TASK GOAL:
How many lines in the records below contain "current"? Reply with the number alone.
Content starts
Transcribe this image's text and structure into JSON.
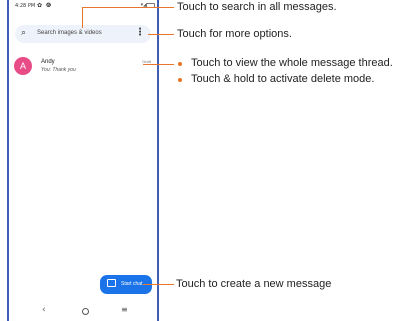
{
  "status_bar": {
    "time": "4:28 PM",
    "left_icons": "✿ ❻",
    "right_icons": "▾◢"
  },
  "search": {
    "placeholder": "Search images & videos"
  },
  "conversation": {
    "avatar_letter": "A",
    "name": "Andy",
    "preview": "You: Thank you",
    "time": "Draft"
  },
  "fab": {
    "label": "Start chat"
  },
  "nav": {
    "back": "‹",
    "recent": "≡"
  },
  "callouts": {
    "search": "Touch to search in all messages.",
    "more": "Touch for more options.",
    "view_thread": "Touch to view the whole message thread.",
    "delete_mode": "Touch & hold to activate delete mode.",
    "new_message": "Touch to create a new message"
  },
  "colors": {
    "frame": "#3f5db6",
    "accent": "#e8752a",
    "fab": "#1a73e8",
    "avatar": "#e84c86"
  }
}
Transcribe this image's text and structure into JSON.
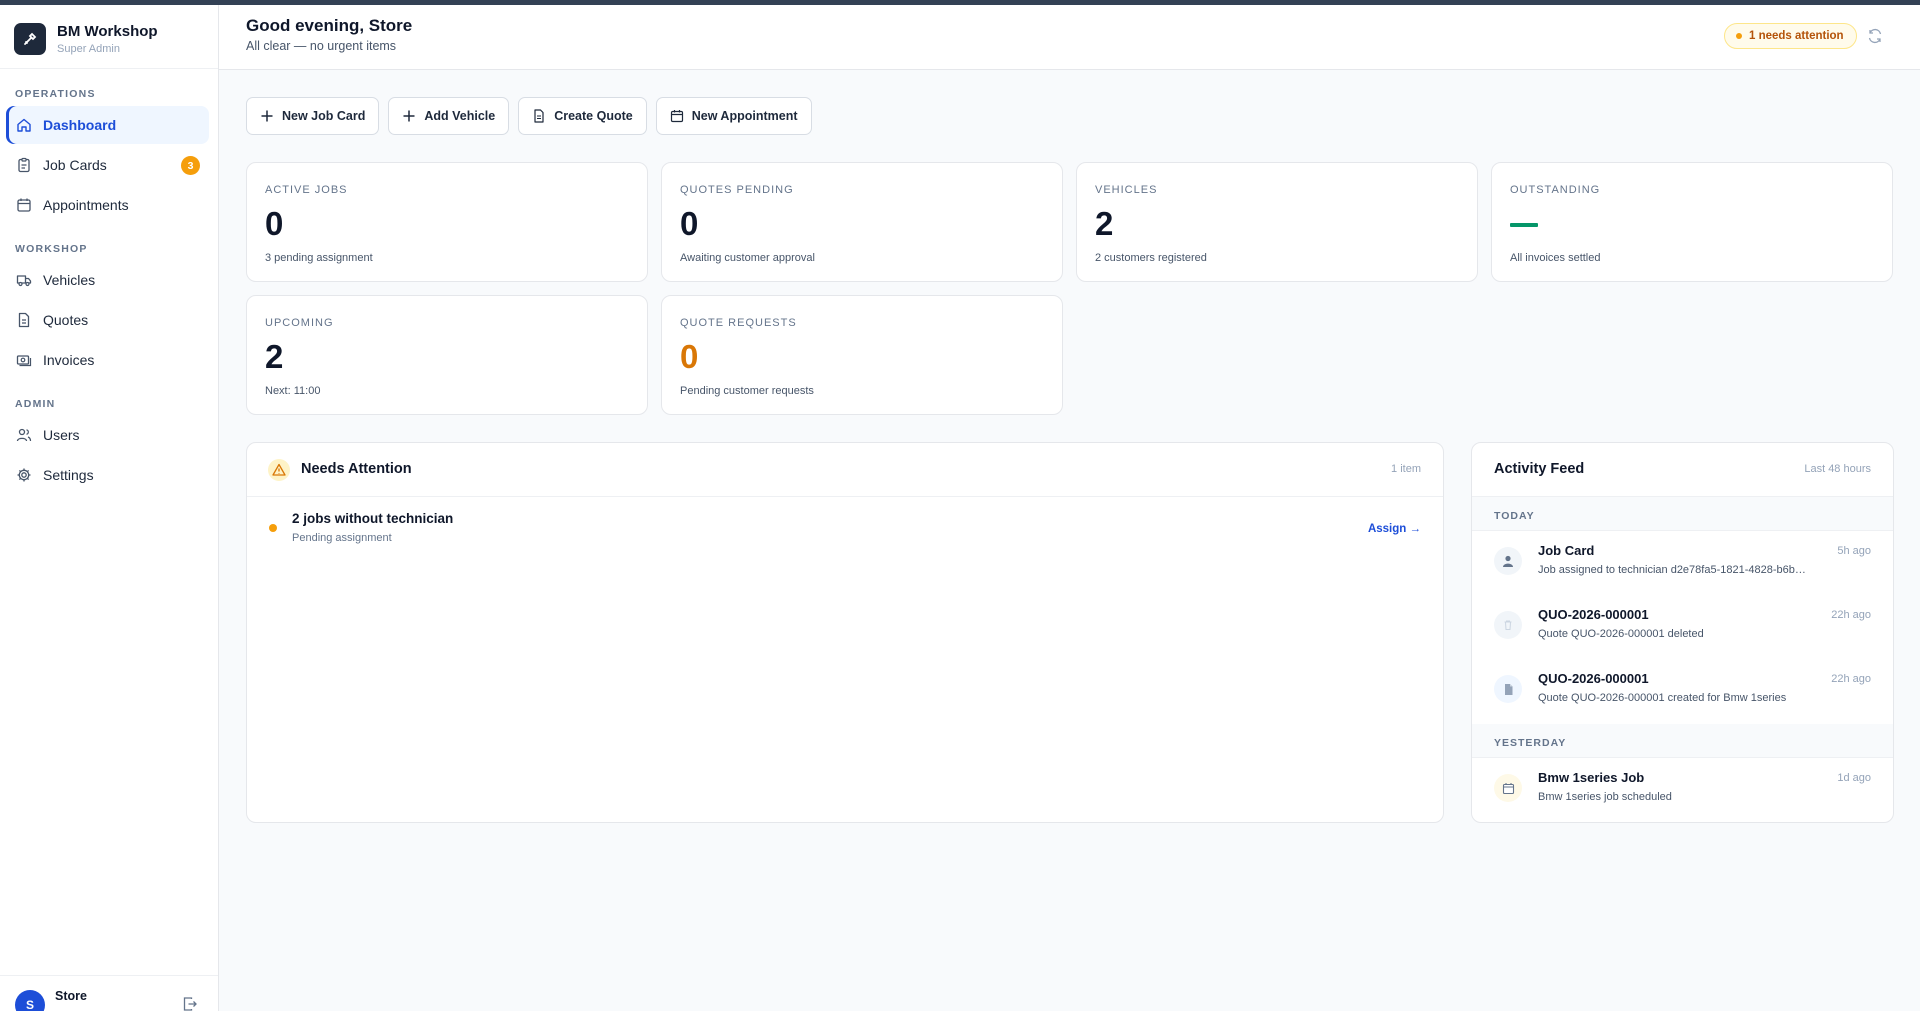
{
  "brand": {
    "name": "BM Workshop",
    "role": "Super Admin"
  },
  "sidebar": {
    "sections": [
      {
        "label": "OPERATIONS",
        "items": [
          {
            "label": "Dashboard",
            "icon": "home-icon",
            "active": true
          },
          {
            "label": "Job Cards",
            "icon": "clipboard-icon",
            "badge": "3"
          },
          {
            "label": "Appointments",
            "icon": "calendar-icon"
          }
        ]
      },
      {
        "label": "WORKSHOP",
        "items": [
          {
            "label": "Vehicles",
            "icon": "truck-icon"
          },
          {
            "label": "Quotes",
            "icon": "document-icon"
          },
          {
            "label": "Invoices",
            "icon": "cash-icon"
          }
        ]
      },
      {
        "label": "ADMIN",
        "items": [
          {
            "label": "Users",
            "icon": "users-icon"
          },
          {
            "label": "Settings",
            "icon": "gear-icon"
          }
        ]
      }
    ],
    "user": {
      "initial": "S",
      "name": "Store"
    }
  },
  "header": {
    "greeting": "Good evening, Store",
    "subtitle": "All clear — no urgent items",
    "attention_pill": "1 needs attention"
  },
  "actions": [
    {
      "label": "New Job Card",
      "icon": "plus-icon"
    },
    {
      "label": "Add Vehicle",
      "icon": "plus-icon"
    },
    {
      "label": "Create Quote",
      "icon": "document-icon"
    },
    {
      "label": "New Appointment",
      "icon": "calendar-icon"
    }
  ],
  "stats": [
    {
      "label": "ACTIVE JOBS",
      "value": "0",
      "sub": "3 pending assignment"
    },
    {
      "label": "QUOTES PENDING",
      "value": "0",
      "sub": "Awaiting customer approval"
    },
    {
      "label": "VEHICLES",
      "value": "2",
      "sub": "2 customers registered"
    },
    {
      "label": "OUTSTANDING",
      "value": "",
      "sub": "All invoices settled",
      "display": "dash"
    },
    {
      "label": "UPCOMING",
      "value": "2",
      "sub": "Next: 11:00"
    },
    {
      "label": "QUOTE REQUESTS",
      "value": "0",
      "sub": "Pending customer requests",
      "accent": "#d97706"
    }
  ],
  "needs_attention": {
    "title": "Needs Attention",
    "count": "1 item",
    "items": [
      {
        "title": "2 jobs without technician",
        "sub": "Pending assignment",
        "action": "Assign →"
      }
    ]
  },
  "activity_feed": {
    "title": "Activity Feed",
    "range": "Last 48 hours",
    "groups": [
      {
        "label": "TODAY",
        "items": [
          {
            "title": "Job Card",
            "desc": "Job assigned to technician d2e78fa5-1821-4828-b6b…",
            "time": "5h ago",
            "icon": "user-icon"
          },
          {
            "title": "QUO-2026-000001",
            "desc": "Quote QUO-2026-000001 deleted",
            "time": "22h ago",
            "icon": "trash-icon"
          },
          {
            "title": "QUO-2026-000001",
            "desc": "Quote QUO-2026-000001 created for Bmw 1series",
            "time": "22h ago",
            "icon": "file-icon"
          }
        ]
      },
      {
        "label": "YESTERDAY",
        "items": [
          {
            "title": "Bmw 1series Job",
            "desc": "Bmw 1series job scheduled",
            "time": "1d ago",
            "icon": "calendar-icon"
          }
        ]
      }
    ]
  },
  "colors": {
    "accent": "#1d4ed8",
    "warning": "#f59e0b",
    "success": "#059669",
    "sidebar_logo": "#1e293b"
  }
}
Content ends
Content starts
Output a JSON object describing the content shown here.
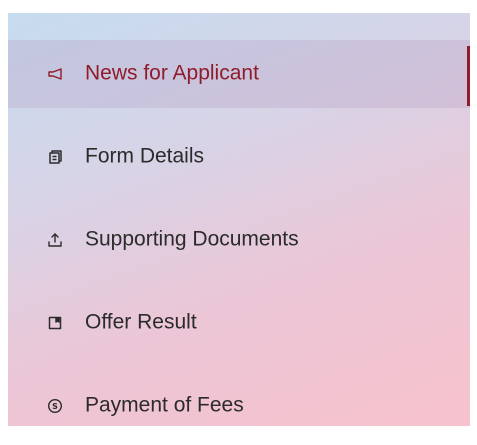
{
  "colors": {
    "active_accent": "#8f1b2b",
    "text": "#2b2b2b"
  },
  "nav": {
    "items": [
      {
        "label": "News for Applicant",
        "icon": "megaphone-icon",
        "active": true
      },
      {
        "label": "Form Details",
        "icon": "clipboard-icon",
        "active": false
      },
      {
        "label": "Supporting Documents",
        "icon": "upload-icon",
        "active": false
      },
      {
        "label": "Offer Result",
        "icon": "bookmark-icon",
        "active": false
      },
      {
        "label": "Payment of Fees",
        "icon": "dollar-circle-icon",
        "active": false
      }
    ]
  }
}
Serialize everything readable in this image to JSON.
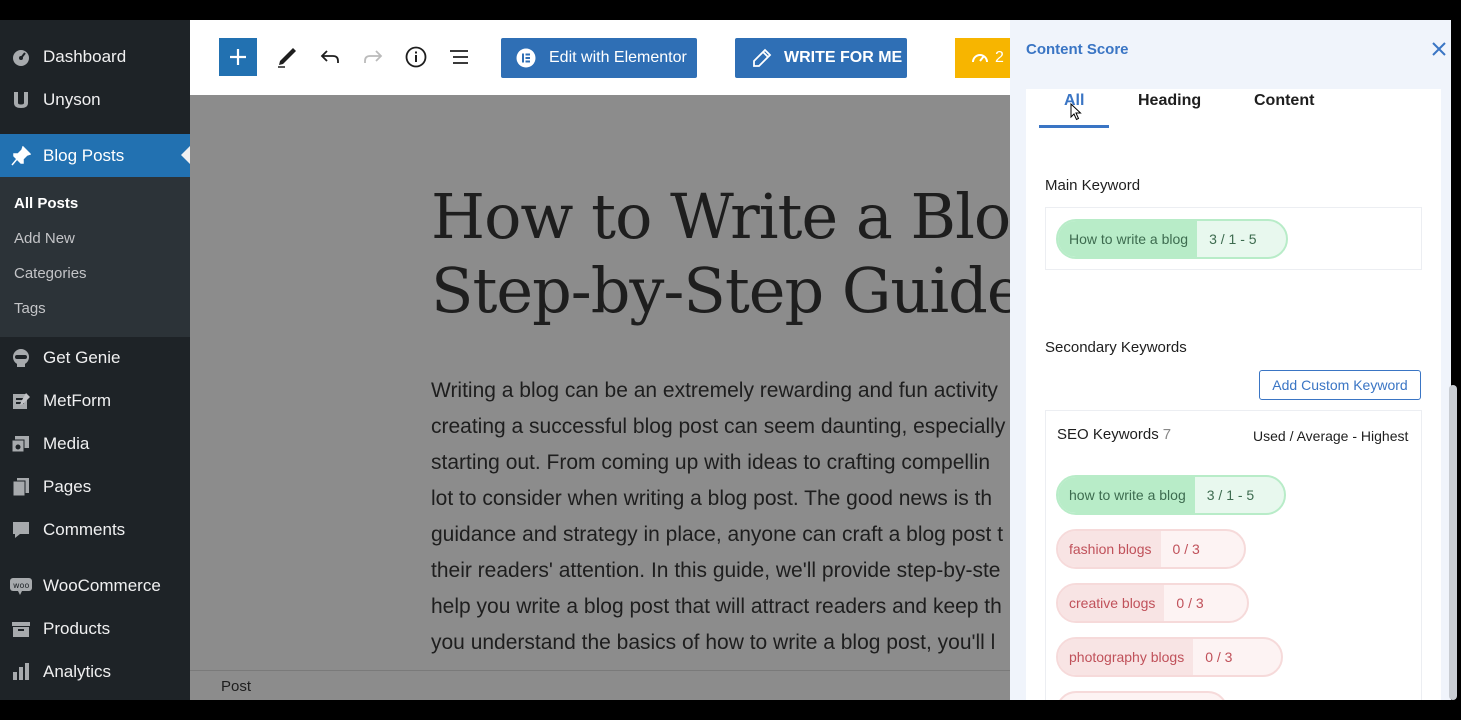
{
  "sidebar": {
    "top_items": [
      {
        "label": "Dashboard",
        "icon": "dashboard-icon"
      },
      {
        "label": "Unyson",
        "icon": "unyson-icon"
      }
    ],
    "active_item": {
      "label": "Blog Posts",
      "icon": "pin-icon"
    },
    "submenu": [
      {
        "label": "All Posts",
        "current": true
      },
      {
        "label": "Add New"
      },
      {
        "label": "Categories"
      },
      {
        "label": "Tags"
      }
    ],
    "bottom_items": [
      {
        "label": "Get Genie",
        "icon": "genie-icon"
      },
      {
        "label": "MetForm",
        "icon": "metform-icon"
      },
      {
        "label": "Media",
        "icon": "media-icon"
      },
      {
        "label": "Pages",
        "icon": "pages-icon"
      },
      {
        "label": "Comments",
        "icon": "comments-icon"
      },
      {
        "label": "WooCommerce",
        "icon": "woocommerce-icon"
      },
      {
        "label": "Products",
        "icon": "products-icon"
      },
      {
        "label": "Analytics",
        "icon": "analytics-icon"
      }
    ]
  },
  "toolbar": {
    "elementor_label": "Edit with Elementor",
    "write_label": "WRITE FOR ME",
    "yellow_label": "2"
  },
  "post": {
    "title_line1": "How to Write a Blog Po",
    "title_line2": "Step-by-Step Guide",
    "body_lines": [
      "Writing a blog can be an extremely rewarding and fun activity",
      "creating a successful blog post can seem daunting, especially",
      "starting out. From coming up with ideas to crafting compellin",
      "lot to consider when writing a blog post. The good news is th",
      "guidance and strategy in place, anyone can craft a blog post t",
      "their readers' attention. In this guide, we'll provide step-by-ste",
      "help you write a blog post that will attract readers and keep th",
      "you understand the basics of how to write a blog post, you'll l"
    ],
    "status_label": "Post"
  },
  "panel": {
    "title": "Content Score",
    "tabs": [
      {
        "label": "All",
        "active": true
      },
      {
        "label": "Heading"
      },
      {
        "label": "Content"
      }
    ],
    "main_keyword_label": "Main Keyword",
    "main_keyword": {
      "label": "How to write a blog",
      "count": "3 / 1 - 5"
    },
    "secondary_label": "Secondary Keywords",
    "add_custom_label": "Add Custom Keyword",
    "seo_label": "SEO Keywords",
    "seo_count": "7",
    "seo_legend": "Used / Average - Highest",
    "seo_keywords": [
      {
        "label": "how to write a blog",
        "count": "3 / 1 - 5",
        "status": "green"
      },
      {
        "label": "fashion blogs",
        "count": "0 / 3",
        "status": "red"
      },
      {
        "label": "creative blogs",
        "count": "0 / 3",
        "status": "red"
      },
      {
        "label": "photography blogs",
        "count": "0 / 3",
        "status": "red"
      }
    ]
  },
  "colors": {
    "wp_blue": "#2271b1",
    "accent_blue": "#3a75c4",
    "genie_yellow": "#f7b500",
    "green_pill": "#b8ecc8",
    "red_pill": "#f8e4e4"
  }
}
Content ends
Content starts
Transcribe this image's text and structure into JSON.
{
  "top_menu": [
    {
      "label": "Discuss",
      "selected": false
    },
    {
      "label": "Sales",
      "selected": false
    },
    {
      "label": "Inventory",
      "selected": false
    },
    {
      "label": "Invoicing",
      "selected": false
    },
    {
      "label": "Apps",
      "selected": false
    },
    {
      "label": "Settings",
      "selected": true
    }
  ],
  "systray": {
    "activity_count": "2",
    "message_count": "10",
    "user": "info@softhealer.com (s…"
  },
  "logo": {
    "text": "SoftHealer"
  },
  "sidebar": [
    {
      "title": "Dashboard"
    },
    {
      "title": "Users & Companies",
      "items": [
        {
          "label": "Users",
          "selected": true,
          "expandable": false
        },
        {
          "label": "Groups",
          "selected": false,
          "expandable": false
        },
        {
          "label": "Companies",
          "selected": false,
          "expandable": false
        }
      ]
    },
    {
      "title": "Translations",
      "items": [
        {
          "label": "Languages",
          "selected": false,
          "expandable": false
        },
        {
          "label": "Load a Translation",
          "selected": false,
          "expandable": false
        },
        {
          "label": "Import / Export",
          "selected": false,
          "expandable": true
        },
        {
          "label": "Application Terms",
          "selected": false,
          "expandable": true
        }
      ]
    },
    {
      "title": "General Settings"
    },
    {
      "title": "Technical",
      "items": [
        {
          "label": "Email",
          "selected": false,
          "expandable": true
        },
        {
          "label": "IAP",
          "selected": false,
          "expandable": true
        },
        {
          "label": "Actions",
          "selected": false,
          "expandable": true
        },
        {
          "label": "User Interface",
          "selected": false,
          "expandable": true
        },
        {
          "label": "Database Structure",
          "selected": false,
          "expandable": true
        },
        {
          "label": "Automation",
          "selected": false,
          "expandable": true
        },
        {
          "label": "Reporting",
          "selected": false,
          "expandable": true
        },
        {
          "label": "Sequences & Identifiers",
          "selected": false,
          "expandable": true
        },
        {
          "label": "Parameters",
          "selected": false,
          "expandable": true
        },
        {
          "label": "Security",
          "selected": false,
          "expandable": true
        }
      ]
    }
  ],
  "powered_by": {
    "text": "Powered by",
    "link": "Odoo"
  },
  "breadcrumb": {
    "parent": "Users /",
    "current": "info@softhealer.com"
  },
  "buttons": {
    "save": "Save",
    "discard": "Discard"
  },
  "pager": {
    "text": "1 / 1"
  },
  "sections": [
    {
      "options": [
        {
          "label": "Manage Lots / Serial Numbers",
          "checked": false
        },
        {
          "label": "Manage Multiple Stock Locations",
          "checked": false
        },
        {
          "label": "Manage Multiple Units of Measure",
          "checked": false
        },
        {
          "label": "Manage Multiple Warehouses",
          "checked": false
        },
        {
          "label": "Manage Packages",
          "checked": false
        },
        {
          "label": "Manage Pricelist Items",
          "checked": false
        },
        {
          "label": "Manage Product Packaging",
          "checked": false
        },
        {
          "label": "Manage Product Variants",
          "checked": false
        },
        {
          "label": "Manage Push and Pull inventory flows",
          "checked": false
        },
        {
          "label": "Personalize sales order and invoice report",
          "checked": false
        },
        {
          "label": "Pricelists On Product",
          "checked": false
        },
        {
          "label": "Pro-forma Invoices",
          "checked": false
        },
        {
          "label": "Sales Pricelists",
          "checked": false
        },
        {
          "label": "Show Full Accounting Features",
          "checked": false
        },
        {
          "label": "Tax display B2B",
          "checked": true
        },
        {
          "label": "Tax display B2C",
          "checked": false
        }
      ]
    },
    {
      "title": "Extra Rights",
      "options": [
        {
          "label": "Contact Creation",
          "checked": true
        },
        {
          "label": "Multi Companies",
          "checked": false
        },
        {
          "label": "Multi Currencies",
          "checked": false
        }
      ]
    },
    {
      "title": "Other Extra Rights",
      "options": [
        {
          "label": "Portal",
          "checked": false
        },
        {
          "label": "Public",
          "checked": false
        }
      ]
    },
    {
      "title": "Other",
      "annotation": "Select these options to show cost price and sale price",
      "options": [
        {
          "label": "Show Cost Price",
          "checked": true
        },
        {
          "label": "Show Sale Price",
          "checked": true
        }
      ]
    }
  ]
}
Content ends
TASK SOLUTION:
2